(Web page and app entries)
=== Section Start ===

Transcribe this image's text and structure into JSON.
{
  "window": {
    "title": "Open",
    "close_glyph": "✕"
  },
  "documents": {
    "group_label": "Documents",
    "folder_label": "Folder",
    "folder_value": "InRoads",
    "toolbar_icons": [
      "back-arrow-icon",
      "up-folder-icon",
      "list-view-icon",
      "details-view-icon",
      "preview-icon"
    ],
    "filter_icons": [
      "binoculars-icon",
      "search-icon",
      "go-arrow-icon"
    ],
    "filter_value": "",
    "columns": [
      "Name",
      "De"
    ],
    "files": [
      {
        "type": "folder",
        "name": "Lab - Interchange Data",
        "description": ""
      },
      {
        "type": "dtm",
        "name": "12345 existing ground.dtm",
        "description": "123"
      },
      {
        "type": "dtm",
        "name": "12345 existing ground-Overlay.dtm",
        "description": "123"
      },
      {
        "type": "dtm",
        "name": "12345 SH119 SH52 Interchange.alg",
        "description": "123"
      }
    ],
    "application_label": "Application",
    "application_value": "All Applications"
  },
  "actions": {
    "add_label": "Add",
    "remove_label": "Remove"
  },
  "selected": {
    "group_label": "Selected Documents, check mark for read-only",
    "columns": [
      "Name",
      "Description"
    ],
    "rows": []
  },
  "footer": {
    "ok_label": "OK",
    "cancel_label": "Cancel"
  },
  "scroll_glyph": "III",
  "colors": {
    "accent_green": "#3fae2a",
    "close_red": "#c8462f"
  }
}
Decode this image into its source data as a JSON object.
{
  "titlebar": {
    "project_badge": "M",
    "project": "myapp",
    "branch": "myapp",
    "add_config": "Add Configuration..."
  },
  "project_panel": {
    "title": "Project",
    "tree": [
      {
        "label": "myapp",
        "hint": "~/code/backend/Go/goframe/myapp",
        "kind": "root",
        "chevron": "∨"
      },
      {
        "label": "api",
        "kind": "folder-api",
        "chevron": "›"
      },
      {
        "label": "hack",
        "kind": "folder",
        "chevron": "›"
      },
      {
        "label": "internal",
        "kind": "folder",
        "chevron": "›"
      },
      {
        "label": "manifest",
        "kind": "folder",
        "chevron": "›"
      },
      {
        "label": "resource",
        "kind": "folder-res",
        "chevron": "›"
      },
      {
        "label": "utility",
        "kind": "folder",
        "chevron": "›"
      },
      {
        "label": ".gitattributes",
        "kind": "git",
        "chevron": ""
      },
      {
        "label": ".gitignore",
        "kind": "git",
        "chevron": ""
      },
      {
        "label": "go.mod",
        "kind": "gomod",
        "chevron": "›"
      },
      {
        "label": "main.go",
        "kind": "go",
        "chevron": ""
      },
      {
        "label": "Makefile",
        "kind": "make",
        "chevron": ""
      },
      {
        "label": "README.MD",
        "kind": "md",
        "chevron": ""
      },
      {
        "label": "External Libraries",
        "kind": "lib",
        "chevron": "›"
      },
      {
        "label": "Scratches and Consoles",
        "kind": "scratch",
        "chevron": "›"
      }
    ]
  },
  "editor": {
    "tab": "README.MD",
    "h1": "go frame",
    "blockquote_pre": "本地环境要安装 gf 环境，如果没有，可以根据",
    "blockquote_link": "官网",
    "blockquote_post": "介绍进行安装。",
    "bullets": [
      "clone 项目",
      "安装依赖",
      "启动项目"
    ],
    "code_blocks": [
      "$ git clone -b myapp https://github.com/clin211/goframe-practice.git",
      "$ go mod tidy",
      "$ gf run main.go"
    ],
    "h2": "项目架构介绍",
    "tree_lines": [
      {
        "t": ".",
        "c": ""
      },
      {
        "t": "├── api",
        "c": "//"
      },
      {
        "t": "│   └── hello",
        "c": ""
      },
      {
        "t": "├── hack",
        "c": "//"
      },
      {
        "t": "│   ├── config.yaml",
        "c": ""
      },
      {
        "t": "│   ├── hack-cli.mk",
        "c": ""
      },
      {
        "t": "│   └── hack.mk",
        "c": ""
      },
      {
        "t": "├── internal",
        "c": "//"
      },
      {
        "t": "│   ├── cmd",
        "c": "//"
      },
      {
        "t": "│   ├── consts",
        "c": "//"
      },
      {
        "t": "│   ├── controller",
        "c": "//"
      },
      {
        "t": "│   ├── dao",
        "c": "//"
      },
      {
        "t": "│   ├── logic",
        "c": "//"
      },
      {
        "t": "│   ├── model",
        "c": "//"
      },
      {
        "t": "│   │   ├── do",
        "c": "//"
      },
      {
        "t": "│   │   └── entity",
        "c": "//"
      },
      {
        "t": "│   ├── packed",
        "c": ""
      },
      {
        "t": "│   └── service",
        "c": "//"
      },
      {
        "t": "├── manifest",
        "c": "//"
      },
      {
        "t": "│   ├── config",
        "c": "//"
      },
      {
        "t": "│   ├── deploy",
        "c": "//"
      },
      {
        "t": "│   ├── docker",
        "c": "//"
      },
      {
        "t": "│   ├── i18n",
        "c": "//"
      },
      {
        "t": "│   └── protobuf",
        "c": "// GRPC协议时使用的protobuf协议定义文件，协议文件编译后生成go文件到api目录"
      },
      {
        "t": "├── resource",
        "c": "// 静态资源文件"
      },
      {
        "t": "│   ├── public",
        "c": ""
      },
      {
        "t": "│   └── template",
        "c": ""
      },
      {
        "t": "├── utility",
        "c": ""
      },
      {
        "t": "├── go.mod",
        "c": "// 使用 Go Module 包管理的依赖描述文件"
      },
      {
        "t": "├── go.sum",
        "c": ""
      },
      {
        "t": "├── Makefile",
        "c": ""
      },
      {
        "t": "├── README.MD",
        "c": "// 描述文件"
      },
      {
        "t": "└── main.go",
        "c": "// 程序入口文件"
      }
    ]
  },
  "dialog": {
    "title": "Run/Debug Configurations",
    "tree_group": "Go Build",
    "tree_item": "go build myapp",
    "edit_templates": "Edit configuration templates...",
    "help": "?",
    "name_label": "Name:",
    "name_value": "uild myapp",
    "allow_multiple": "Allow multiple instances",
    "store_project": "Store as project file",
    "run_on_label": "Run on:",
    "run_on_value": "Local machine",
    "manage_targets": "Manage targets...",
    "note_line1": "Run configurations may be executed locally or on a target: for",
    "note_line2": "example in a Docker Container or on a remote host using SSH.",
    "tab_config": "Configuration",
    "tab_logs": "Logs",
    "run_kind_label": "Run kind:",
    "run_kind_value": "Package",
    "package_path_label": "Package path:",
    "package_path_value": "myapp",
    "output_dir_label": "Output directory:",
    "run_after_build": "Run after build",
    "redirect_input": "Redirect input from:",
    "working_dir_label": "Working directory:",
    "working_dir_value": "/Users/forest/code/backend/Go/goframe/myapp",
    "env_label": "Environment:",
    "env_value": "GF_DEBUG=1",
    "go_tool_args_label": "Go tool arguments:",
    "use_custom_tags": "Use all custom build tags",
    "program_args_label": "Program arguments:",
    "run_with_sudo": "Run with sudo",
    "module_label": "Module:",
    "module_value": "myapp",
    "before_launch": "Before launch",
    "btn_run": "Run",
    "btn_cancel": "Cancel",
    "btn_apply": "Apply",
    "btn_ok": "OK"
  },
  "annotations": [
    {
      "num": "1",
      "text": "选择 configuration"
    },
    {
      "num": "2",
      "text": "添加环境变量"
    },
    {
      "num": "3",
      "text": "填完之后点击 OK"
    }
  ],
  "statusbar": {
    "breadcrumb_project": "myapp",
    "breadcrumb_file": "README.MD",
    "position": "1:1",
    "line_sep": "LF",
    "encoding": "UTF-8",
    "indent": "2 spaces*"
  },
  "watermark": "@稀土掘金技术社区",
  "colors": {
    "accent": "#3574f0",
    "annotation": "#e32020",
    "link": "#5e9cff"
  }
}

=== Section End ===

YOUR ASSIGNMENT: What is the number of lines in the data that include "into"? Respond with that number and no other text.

RESPONSE BELOW: 2